Entries taken from a collection
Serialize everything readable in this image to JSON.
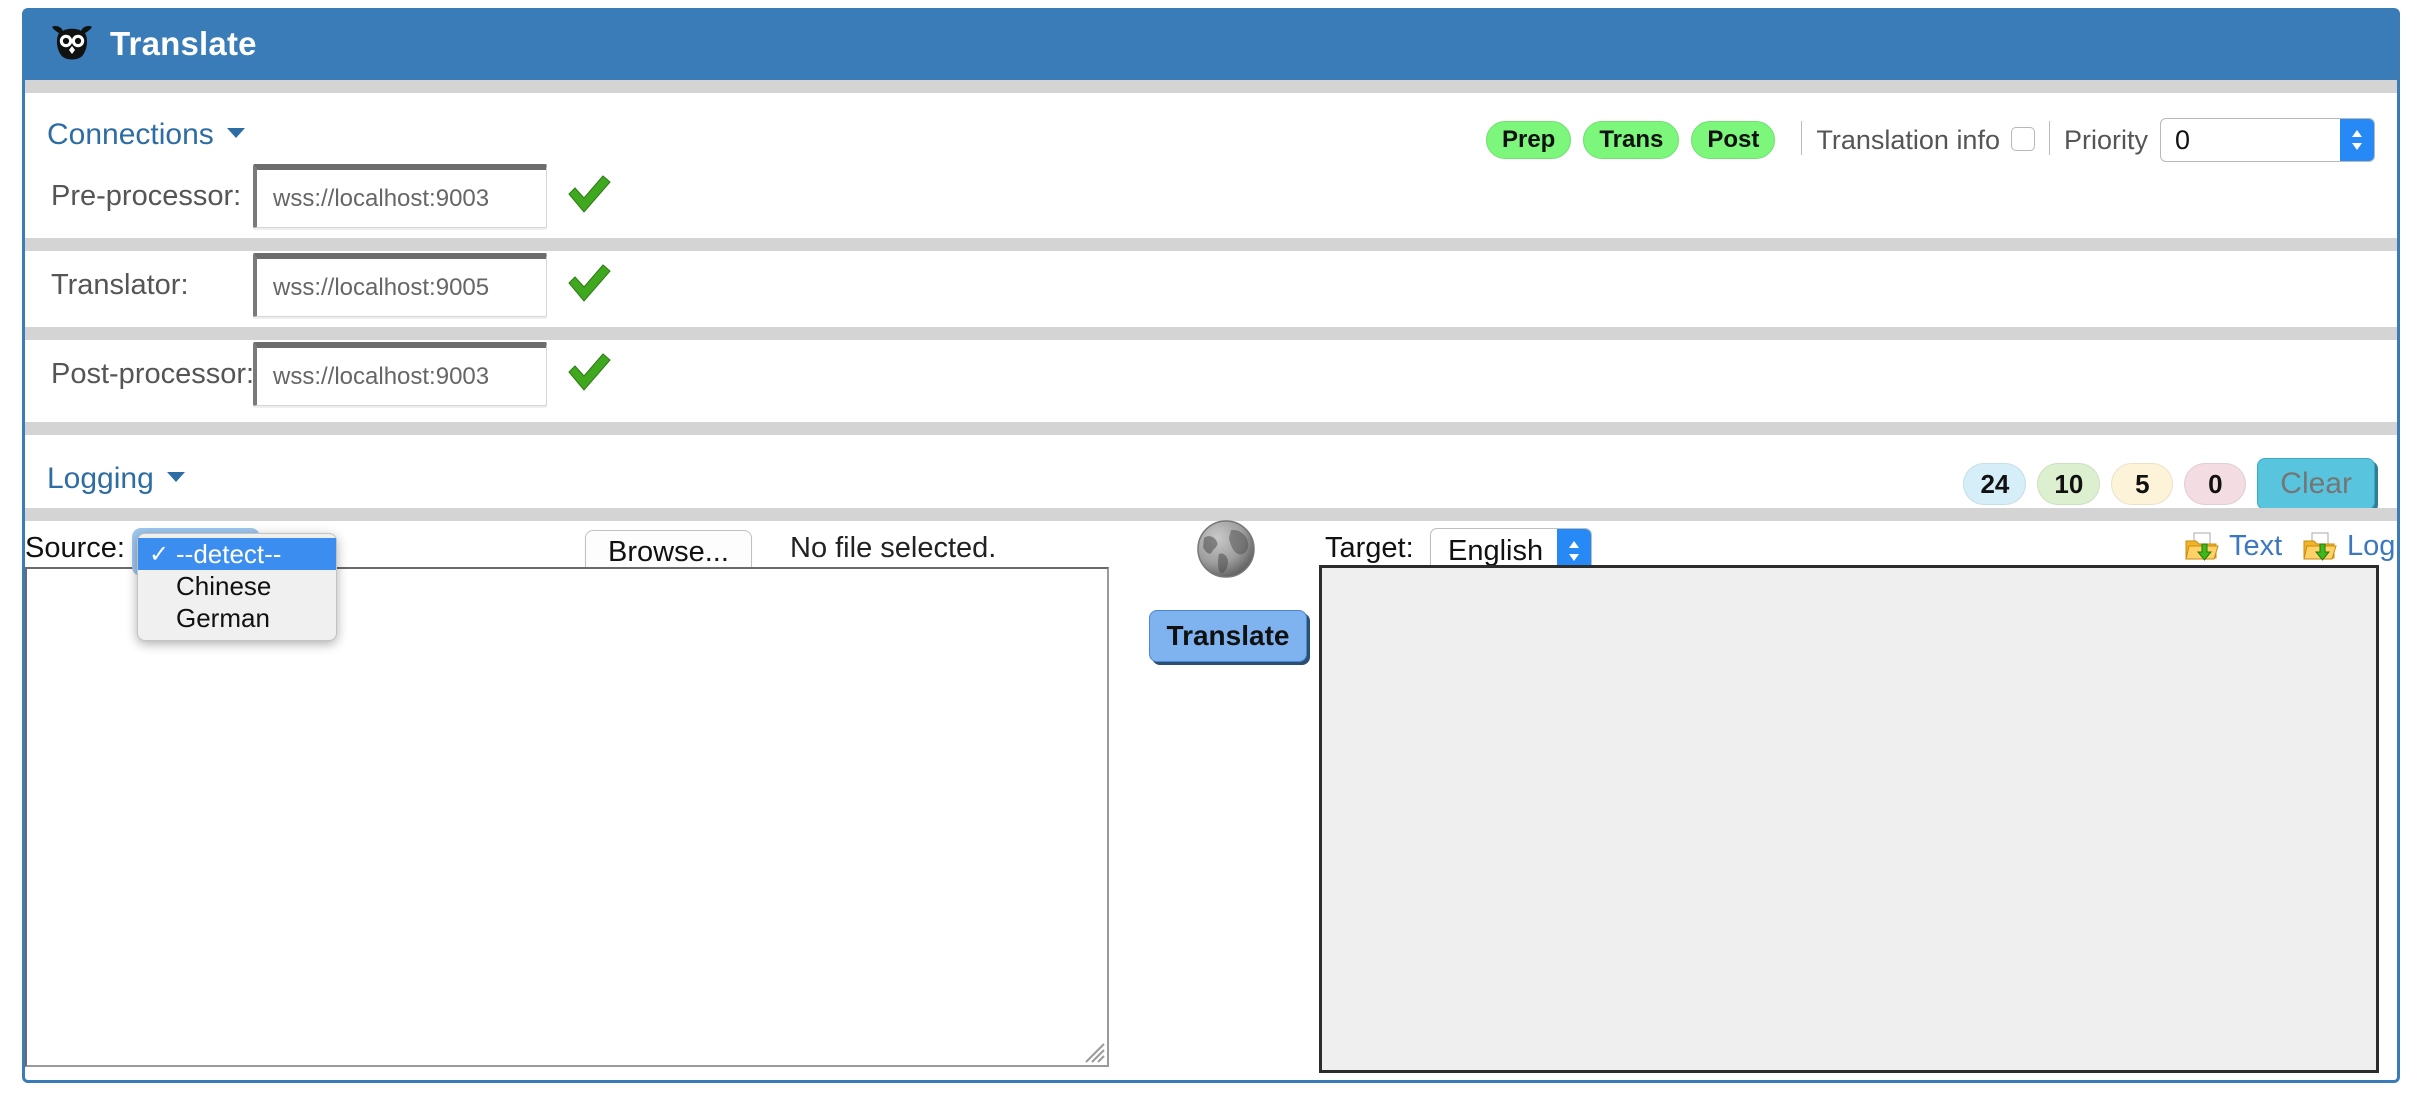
{
  "header": {
    "title": "Translate",
    "logo_icon": "owl-icon",
    "bg_color": "#3a7cb8"
  },
  "connections": {
    "section_label": "Connections",
    "status_pills": [
      {
        "label": "Prep",
        "color": "#7cf77c"
      },
      {
        "label": "Trans",
        "color": "#7cf77c"
      },
      {
        "label": "Post",
        "color": "#7cf77c"
      }
    ],
    "translation_info": {
      "label": "Translation info",
      "checked": false
    },
    "priority": {
      "label": "Priority",
      "value": "0"
    },
    "rows": [
      {
        "label": "Pre-processor:",
        "value": "wss://localhost:9003",
        "status_icon": "green-check-icon"
      },
      {
        "label": "Translator:",
        "value": "wss://localhost:9005",
        "status_icon": "green-check-icon"
      },
      {
        "label": "Post-processor:",
        "value": "wss://localhost:9003",
        "status_icon": "green-check-icon"
      }
    ]
  },
  "logging": {
    "section_label": "Logging",
    "badges": [
      {
        "value": "24",
        "color": "#d6eef8"
      },
      {
        "value": "10",
        "color": "#dcf0d0"
      },
      {
        "value": "5",
        "color": "#fcf3d9"
      },
      {
        "value": "0",
        "color": "#f3dde3"
      }
    ],
    "clear_button": "Clear"
  },
  "translation": {
    "source_label": "Source:",
    "source_dropdown": {
      "selected": "--detect--",
      "open": true,
      "options": [
        "--detect--",
        "Chinese",
        "German"
      ]
    },
    "browse_button": "Browse...",
    "file_status": "No file selected.",
    "globe_icon": "globe-icon",
    "translate_button": "Translate",
    "target_label": "Target:",
    "target_select": {
      "selected": "English"
    },
    "download_links": [
      {
        "label": "Text",
        "icon": "folder-download-icon"
      },
      {
        "label": "Log",
        "icon": "folder-download-icon"
      }
    ],
    "source_text": "",
    "target_text": ""
  }
}
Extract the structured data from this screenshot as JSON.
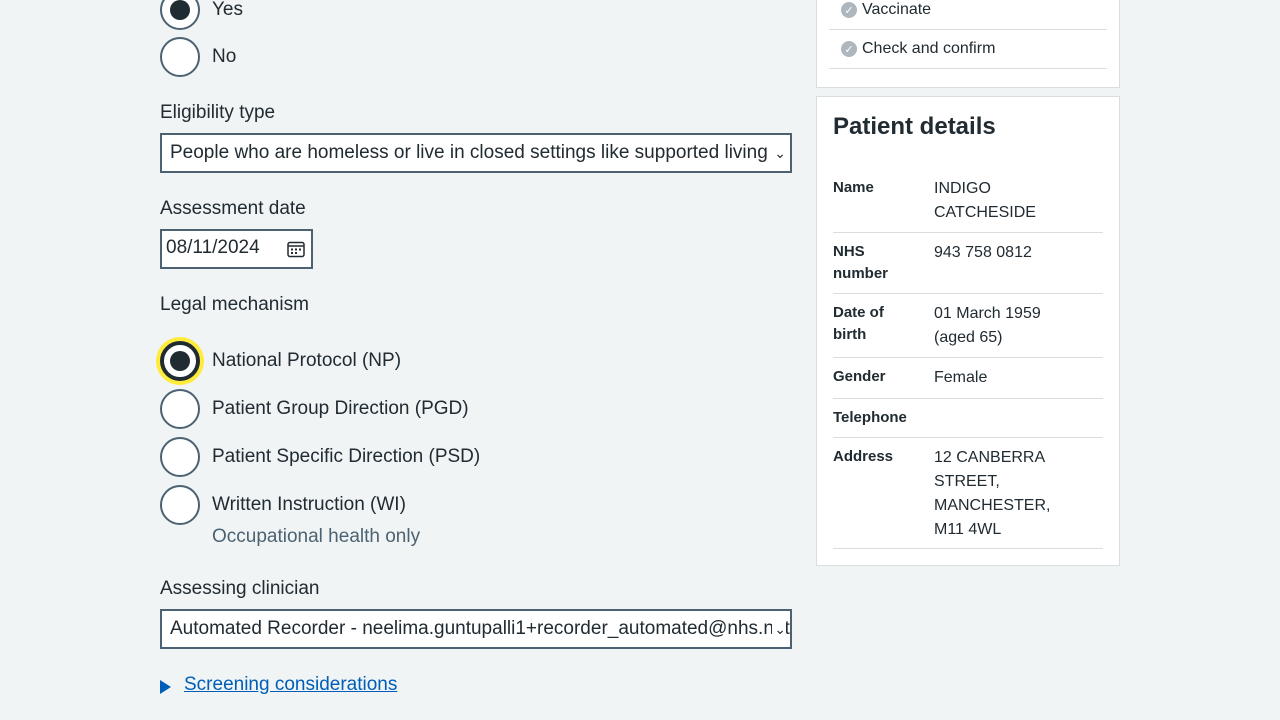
{
  "consent_radios": [
    {
      "label": "Yes",
      "checked": true
    },
    {
      "label": "No",
      "checked": false
    }
  ],
  "eligibility": {
    "label": "Eligibility type",
    "value": "People who are homeless or live in closed settings like supported living"
  },
  "assessment_date": {
    "label": "Assessment date",
    "value": "08/11/2024"
  },
  "legal_mechanism": {
    "label": "Legal mechanism",
    "options": [
      {
        "label": "National Protocol (NP)",
        "checked": true
      },
      {
        "label": "Patient Group Direction (PGD)",
        "checked": false
      },
      {
        "label": "Patient Specific Direction (PSD)",
        "checked": false
      },
      {
        "label": "Written Instruction (WI)",
        "checked": false,
        "hint": "Occupational health only"
      }
    ]
  },
  "assessing_clinician": {
    "label": "Assessing clinician",
    "value": "Automated Recorder - neelima.guntupalli1+recorder_automated@nhs.net"
  },
  "screening": {
    "label": "Screening considerations"
  },
  "steps": [
    {
      "label": "Vaccinate"
    },
    {
      "label": "Check and confirm"
    }
  ],
  "patient": {
    "title": "Patient details",
    "rows": [
      {
        "key": "Name",
        "value": "INDIGO CATCHESIDE"
      },
      {
        "key": "NHS number",
        "value": "943 758 0812"
      },
      {
        "key": "Date of birth",
        "value": "01 March 1959 (aged 65)"
      },
      {
        "key": "Gender",
        "value": "Female"
      },
      {
        "key": "Telephone",
        "value": ""
      },
      {
        "key": "Address",
        "value": "12 CANBERRA STREET, MANCHESTER, M11 4WL"
      }
    ]
  },
  "colors": {
    "link": "#005eb8",
    "focus": "#ffeb3b",
    "border": "#4c6272"
  }
}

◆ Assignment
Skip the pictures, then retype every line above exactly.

◆ Result of the task
Serialize everything readable in this image to JSON.
{
  "header": {
    "title": "Translate",
    "logo_icon": "owl-icon",
    "bg_color": "#3a7cb8"
  },
  "connections": {
    "section_label": "Connections",
    "status_pills": [
      {
        "label": "Prep",
        "color": "#7cf77c"
      },
      {
        "label": "Trans",
        "color": "#7cf77c"
      },
      {
        "label": "Post",
        "color": "#7cf77c"
      }
    ],
    "translation_info": {
      "label": "Translation info",
      "checked": false
    },
    "priority": {
      "label": "Priority",
      "value": "0"
    },
    "rows": [
      {
        "label": "Pre-processor:",
        "value": "wss://localhost:9003",
        "status_icon": "green-check-icon"
      },
      {
        "label": "Translator:",
        "value": "wss://localhost:9005",
        "status_icon": "green-check-icon"
      },
      {
        "label": "Post-processor:",
        "value": "wss://localhost:9003",
        "status_icon": "green-check-icon"
      }
    ]
  },
  "logging": {
    "section_label": "Logging",
    "badges": [
      {
        "value": "24",
        "color": "#d6eef8"
      },
      {
        "value": "10",
        "color": "#dcf0d0"
      },
      {
        "value": "5",
        "color": "#fcf3d9"
      },
      {
        "value": "0",
        "color": "#f3dde3"
      }
    ],
    "clear_button": "Clear"
  },
  "translation": {
    "source_label": "Source:",
    "source_dropdown": {
      "selected": "--detect--",
      "open": true,
      "options": [
        "--detect--",
        "Chinese",
        "German"
      ]
    },
    "browse_button": "Browse...",
    "file_status": "No file selected.",
    "globe_icon": "globe-icon",
    "translate_button": "Translate",
    "target_label": "Target:",
    "target_select": {
      "selected": "English"
    },
    "download_links": [
      {
        "label": "Text",
        "icon": "folder-download-icon"
      },
      {
        "label": "Log",
        "icon": "folder-download-icon"
      }
    ],
    "source_text": "",
    "target_text": ""
  }
}
Extract the structured data from this screenshot as JSON.
{
  "consent_radios": [
    {
      "label": "Yes",
      "checked": true
    },
    {
      "label": "No",
      "checked": false
    }
  ],
  "eligibility": {
    "label": "Eligibility type",
    "value": "People who are homeless or live in closed settings like supported living"
  },
  "assessment_date": {
    "label": "Assessment date",
    "value": "08/11/2024"
  },
  "legal_mechanism": {
    "label": "Legal mechanism",
    "options": [
      {
        "label": "National Protocol (NP)",
        "checked": true
      },
      {
        "label": "Patient Group Direction (PGD)",
        "checked": false
      },
      {
        "label": "Patient Specific Direction (PSD)",
        "checked": false
      },
      {
        "label": "Written Instruction (WI)",
        "checked": false,
        "hint": "Occupational health only"
      }
    ]
  },
  "assessing_clinician": {
    "label": "Assessing clinician",
    "value": "Automated Recorder - neelima.guntupalli1+recorder_automated@nhs.net"
  },
  "screening": {
    "label": "Screening considerations"
  },
  "steps": [
    {
      "label": "Vaccinate"
    },
    {
      "label": "Check and confirm"
    }
  ],
  "patient": {
    "title": "Patient details",
    "rows": [
      {
        "key": "Name",
        "value": "INDIGO CATCHESIDE"
      },
      {
        "key": "NHS number",
        "value": "943 758 0812"
      },
      {
        "key": "Date of birth",
        "value": "01 March 1959 (aged 65)"
      },
      {
        "key": "Gender",
        "value": "Female"
      },
      {
        "key": "Telephone",
        "value": ""
      },
      {
        "key": "Address",
        "value": "12 CANBERRA STREET, MANCHESTER, M11 4WL"
      }
    ]
  },
  "colors": {
    "link": "#005eb8",
    "focus": "#ffeb3b",
    "border": "#4c6272"
  }
}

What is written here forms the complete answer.